_WORK TO BE COMPLETED_. Please find how many lines of the data contain the string "closable", and respond with that number only.

##### RECORDED INFORMATION #####

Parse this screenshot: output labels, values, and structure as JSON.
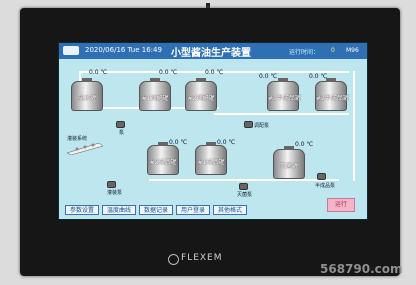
{
  "header": {
    "datetime": "2020/06/16 Tue 16:49",
    "title": "小型酱油生产装置",
    "runtime_label": "运行时间：",
    "runtime_value": "0",
    "version": "M96"
  },
  "tanks": [
    {
      "id": "water",
      "label": "盐水罐"
    },
    {
      "id": "mix1",
      "label": "#1调配罐"
    },
    {
      "id": "mix2",
      "label": "#2调配罐"
    },
    {
      "id": "semi1",
      "label": "#1半成品罐"
    },
    {
      "id": "semi2",
      "label": "#2半成品罐"
    },
    {
      "id": "prod2",
      "label": "#2成品罐"
    },
    {
      "id": "prod1",
      "label": "#1成品罐"
    },
    {
      "id": "sterile",
      "label": "灭菌罐"
    }
  ],
  "temperatures": [
    "0.0 ℃",
    "0.0 ℃",
    "0.0 ℃",
    "0.0 ℃",
    "0.0 ℃",
    "0.0 ℃",
    "0.0 ℃",
    "0.0 ℃"
  ],
  "equipment": {
    "pump_a": "泵",
    "pump_b": "调配泵",
    "pump_c": "灌装泵",
    "conveyor": "灌装系统",
    "pump_d": "灭菌泵",
    "pump_e": "半成品泵"
  },
  "nav": [
    "参数设置",
    "温度曲线",
    "数据记录",
    "用户登录",
    "其他格式"
  ],
  "run_button": "运行",
  "brand": "FLEXEM",
  "watermark": "568790.com",
  "colors": {
    "header": "#2f6fb4",
    "screen_bg": "#bde6ee",
    "run_button": "#f4b5c8"
  }
}
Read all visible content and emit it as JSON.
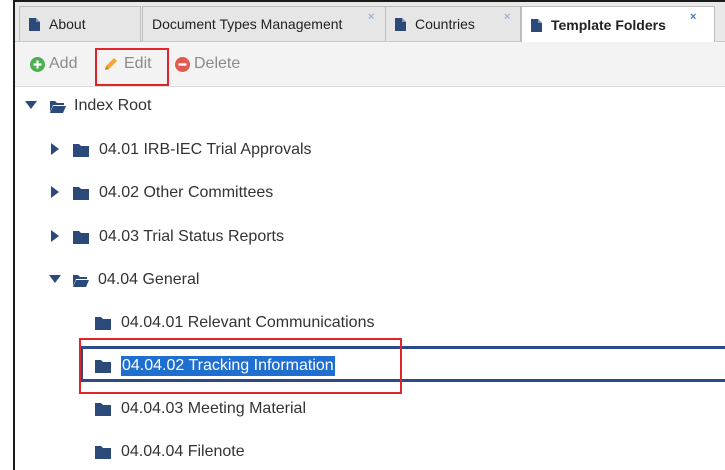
{
  "tabs": [
    {
      "label": "About",
      "closable": false
    },
    {
      "label": "Document Types Management",
      "closable": true
    },
    {
      "label": "Countries",
      "closable": true
    },
    {
      "label": "Template Folders",
      "closable": true,
      "active": true
    }
  ],
  "close_glyph": "×",
  "toolbar": {
    "add_label": "Add",
    "edit_label": "Edit",
    "delete_label": "Delete"
  },
  "tree": {
    "root": {
      "label": "Index Root",
      "expanded": true
    },
    "items": [
      {
        "label": "04.01 IRB-IEC Trial Approvals",
        "expanded": false
      },
      {
        "label": "04.02 Other Committees",
        "expanded": false
      },
      {
        "label": "04.03 Trial Status Reports",
        "expanded": false
      },
      {
        "label": "04.04 General",
        "expanded": true,
        "children": [
          {
            "label": "04.04.01 Relevant Communications"
          },
          {
            "label": "04.04.02 Tracking Information",
            "selected": true
          },
          {
            "label": "04.04.03 Meeting Material"
          },
          {
            "label": "04.04.04 Filenote"
          }
        ]
      }
    ]
  },
  "colors": {
    "folder": "#2b4a7a",
    "selection": "#1f6fd1",
    "highlight": "#e0242a",
    "add_icon": "#4caf50",
    "edit_icon": "#f0a830",
    "delete_icon": "#e05a4f"
  },
  "icons": [
    "doc-icon",
    "close-icon",
    "add-icon",
    "pencil-icon",
    "delete-icon",
    "caret-down-icon",
    "caret-right-icon",
    "folder-open-icon",
    "folder-icon"
  ]
}
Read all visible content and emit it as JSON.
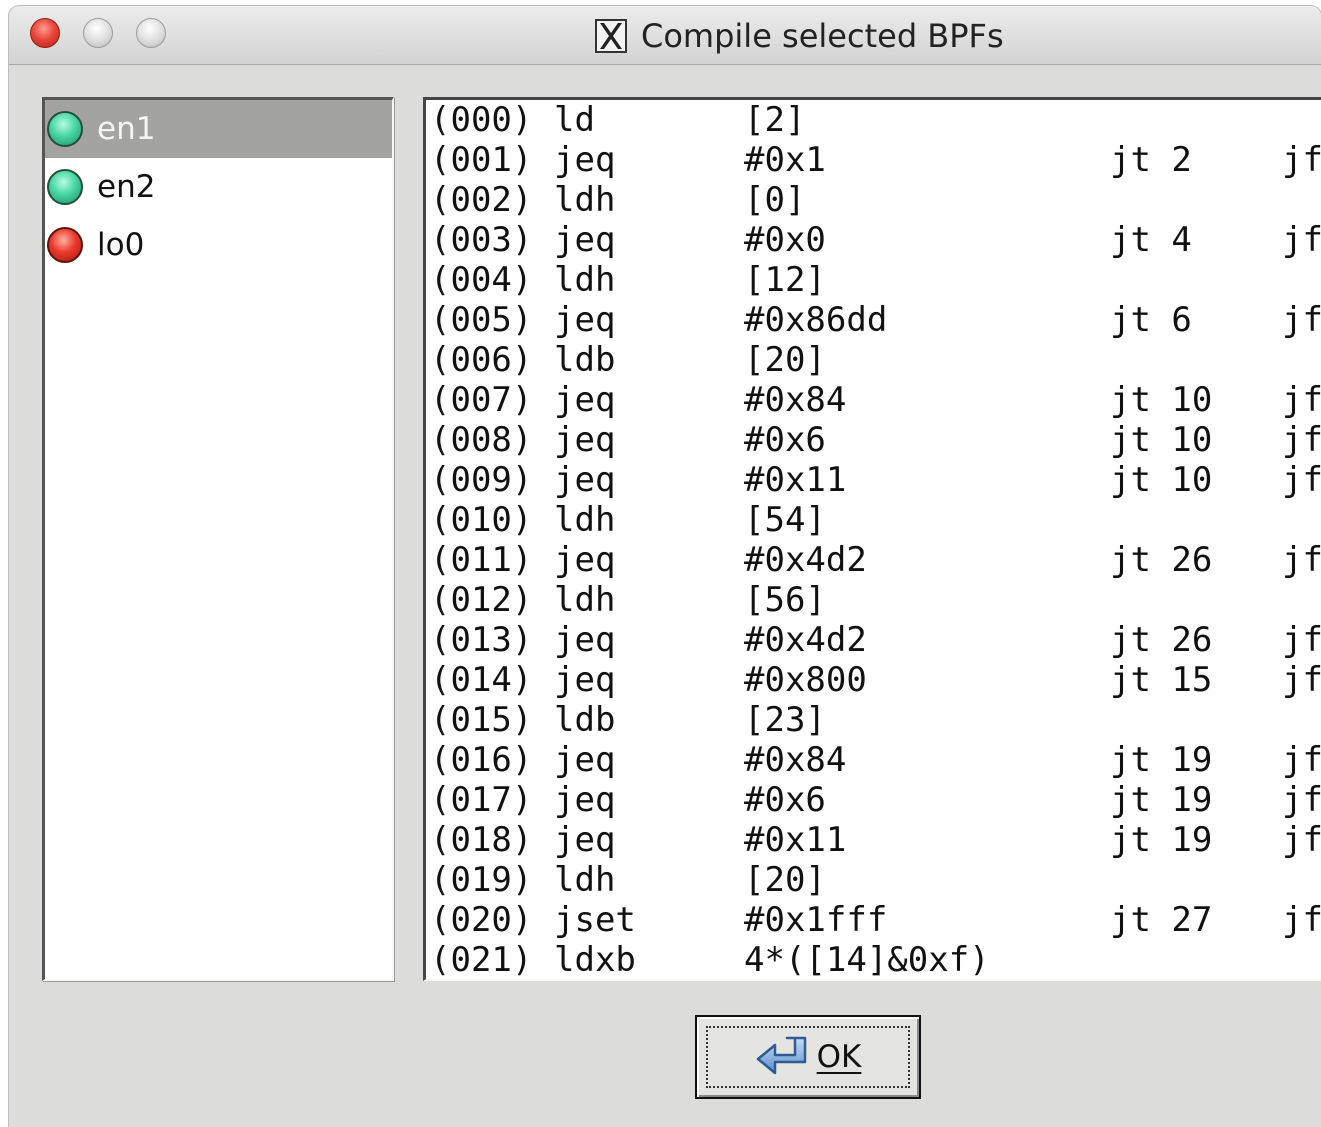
{
  "window": {
    "title": "Compile selected BPFs",
    "title_icon": "x11-icon"
  },
  "interfaces": [
    {
      "name": "en1",
      "status": "up",
      "color": "#3fd39c",
      "selected": true
    },
    {
      "name": "en2",
      "status": "up",
      "color": "#3fd39c",
      "selected": false
    },
    {
      "name": "lo0",
      "status": "down",
      "color": "#e5352a",
      "selected": false
    }
  ],
  "bpf": {
    "rows": [
      {
        "idx": "(000)",
        "op": "ld",
        "arg": "[2]",
        "jt": "",
        "jf": ""
      },
      {
        "idx": "(001)",
        "op": "jeq",
        "arg": "#0x1",
        "jt": "jt 2",
        "jf": "jf"
      },
      {
        "idx": "(002)",
        "op": "ldh",
        "arg": "[0]",
        "jt": "",
        "jf": ""
      },
      {
        "idx": "(003)",
        "op": "jeq",
        "arg": "#0x0",
        "jt": "jt 4",
        "jf": "jf"
      },
      {
        "idx": "(004)",
        "op": "ldh",
        "arg": "[12]",
        "jt": "",
        "jf": ""
      },
      {
        "idx": "(005)",
        "op": "jeq",
        "arg": "#0x86dd",
        "jt": "jt 6",
        "jf": "jf"
      },
      {
        "idx": "(006)",
        "op": "ldb",
        "arg": "[20]",
        "jt": "",
        "jf": ""
      },
      {
        "idx": "(007)",
        "op": "jeq",
        "arg": "#0x84",
        "jt": "jt 10",
        "jf": "jf"
      },
      {
        "idx": "(008)",
        "op": "jeq",
        "arg": "#0x6",
        "jt": "jt 10",
        "jf": "jf"
      },
      {
        "idx": "(009)",
        "op": "jeq",
        "arg": "#0x11",
        "jt": "jt 10",
        "jf": "jf"
      },
      {
        "idx": "(010)",
        "op": "ldh",
        "arg": "[54]",
        "jt": "",
        "jf": ""
      },
      {
        "idx": "(011)",
        "op": "jeq",
        "arg": "#0x4d2",
        "jt": "jt 26",
        "jf": "jf"
      },
      {
        "idx": "(012)",
        "op": "ldh",
        "arg": "[56]",
        "jt": "",
        "jf": ""
      },
      {
        "idx": "(013)",
        "op": "jeq",
        "arg": "#0x4d2",
        "jt": "jt 26",
        "jf": "jf"
      },
      {
        "idx": "(014)",
        "op": "jeq",
        "arg": "#0x800",
        "jt": "jt 15",
        "jf": "jf"
      },
      {
        "idx": "(015)",
        "op": "ldb",
        "arg": "[23]",
        "jt": "",
        "jf": ""
      },
      {
        "idx": "(016)",
        "op": "jeq",
        "arg": "#0x84",
        "jt": "jt 19",
        "jf": "jf"
      },
      {
        "idx": "(017)",
        "op": "jeq",
        "arg": "#0x6",
        "jt": "jt 19",
        "jf": "jf"
      },
      {
        "idx": "(018)",
        "op": "jeq",
        "arg": "#0x11",
        "jt": "jt 19",
        "jf": "jf"
      },
      {
        "idx": "(019)",
        "op": "ldh",
        "arg": "[20]",
        "jt": "",
        "jf": ""
      },
      {
        "idx": "(020)",
        "op": "jset",
        "arg": "#0x1fff",
        "jt": "jt 27",
        "jf": "jf"
      },
      {
        "idx": "(021)",
        "op": "ldxb",
        "arg": "4*([14]&0xf)",
        "jt": "",
        "jf": ""
      }
    ]
  },
  "buttons": {
    "ok_label": "OK",
    "ok_icon": "enter-arrow-icon"
  }
}
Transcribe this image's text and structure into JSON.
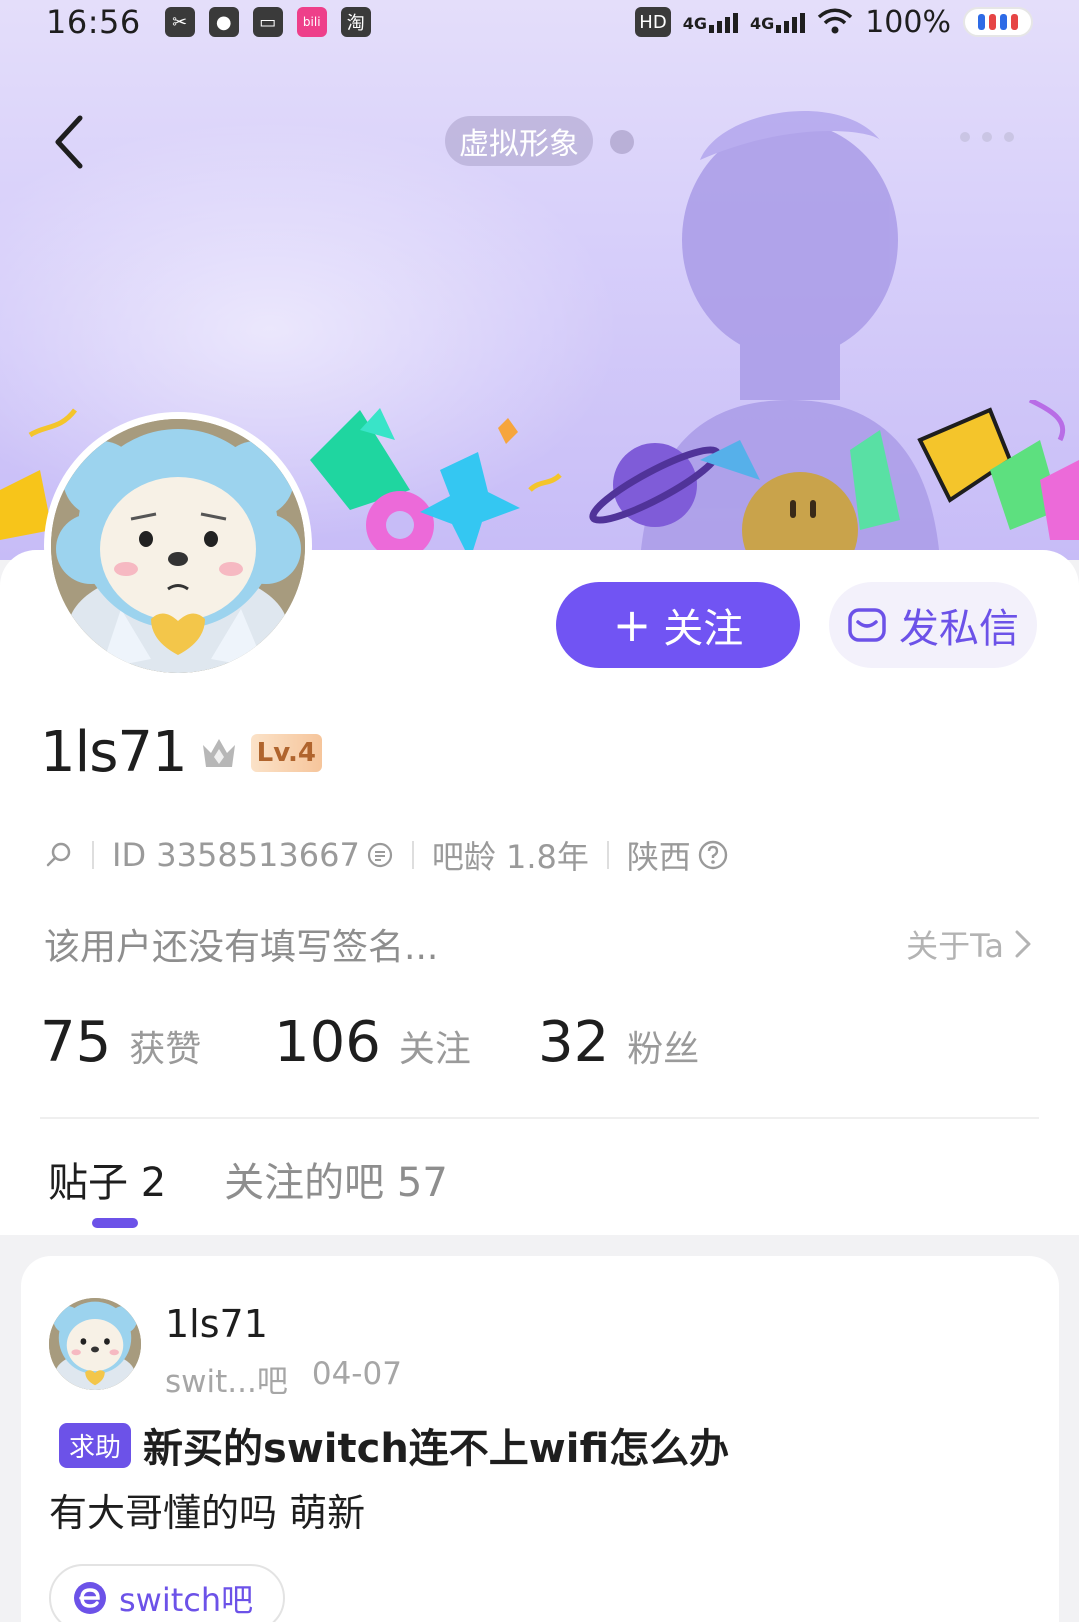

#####

_ANSWER SPACE_. 4